The first lecture will attempt to introduce students to Malabou's understanding of the connotations of plasticity via her critique of the way in which some of the most exciting findings in contemporary neuroscience are being distorted to fit a kind of spontaneous philosophy of life under neo-liberal conditions. We will explore these issues through the works of Malabou’s remarkable book What should we do with our brains? and its remarkable thesis that "Humans make their own brain, but they do not know how they make it."
Lectures 2-3: Plasticity in/of Philosophy
These lectures will continue the discussion of Malabou's concept of plasticity in relation to her remarkable debut work on Hegel as well as (time permitting) her reflections on the works of Martin Heidegger. As well as offering all kinds of insights into such things as the Aristotelian connection between habit and ethics and the hostility towards Hegel's theological concepts among many of the great 20th century Christian theologians, Malabou's The Future of Hegel offers an ingenious interpretation not only of how one might read Hegel in the twenty-first century, but also how the philosopher frequently thought of as the thinker of the 'end of history' might, in defiance of his reputation, actually turn out to be the classical philosopher best equipped to help us think the very idea of the future.
This lecture will explore Malabou’s ideas about the relationship between psychoanalysis and neuroplasticity, particularly focusing on her discussion of trauma, cerebral wounds "destructive plasticity" and the forms of mental, psychological and physical suffering that she associates with (what she calls) "the new wounded".
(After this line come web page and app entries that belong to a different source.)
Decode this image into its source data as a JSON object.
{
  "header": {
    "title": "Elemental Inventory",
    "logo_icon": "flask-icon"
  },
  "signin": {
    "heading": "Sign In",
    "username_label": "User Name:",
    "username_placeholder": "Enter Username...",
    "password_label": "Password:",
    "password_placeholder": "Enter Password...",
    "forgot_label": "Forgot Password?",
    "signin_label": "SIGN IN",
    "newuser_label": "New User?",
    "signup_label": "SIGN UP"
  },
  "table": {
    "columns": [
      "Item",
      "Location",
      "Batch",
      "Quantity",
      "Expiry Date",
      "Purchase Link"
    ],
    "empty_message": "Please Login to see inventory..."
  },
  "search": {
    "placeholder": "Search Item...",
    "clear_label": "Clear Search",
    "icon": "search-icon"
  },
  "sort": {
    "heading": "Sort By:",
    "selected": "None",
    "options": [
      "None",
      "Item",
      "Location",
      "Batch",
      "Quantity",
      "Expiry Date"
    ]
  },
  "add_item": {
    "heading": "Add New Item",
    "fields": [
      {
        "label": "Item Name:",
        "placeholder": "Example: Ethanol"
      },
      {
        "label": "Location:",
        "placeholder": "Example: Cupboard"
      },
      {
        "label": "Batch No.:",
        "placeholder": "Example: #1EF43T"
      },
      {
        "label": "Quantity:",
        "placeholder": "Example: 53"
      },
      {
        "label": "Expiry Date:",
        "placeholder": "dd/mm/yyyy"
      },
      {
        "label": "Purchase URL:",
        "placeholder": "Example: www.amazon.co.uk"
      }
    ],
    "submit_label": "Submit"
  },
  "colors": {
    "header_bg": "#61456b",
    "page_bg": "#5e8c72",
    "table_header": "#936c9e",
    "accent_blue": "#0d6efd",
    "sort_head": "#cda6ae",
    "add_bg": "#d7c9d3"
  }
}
Lecture 5 will continue with the theme of "destructive plasticity" (and the new wounded), but will also append a discussion of Malabou's short, recent book The Ontology of the Accident. In addition, I hope to conclude with a discussion of Malabou's recent work Changing Difference, a book which, as well as continuing her meditations on plasticity, also involves a feminist critique of anti-essentialist discourses on gender as well as reflections on the situation of being a woman in philosophy.
Difficulty Level: Intermediate
The course will not assume any prior knowledge of Malabou's work and is not intended for people already familiar with her corpus. However, as with the majority of MSCP subjects, the 10-hour lecture format will require a fairly brisk pace through the material. As a result, some knowledge of European philosophy (for example, having attended at least one other MSCP course and/or some undergraduate study in philosophy will be helpful if not absolutely necessary to an understanding of this material. At the same time, enthusiastic or curious beginners will not be turned away!
Catherine Malabou, What Should we do with Our Brain? trans. Sebastian Rand, New York: Fordham University, 2008
Catherine Malabou, Plasticity at the Dusk of Writing trans. Carolyn Shead, New York: Columbia University Press, 2010
For students on a budget, I should note that (necessarily limited for Copyright reasons)) selections from both text will be uploaded to the course's box.com account. In addition, if only one of the two texts can be obtained I suggest the first over the second. Extracts from The Future of Hegel, will also be uploaded to the course's readings folder.
Justin Clemens "The Age of Plastic; or, Catherine Malabou on the Hegelian Futures Market" in Cosmos and History: The Journal of Natural and Social Philosophy,Vol 6, No 1 (2010)
Additional Secondary Readings may be uploaded later in proceedings.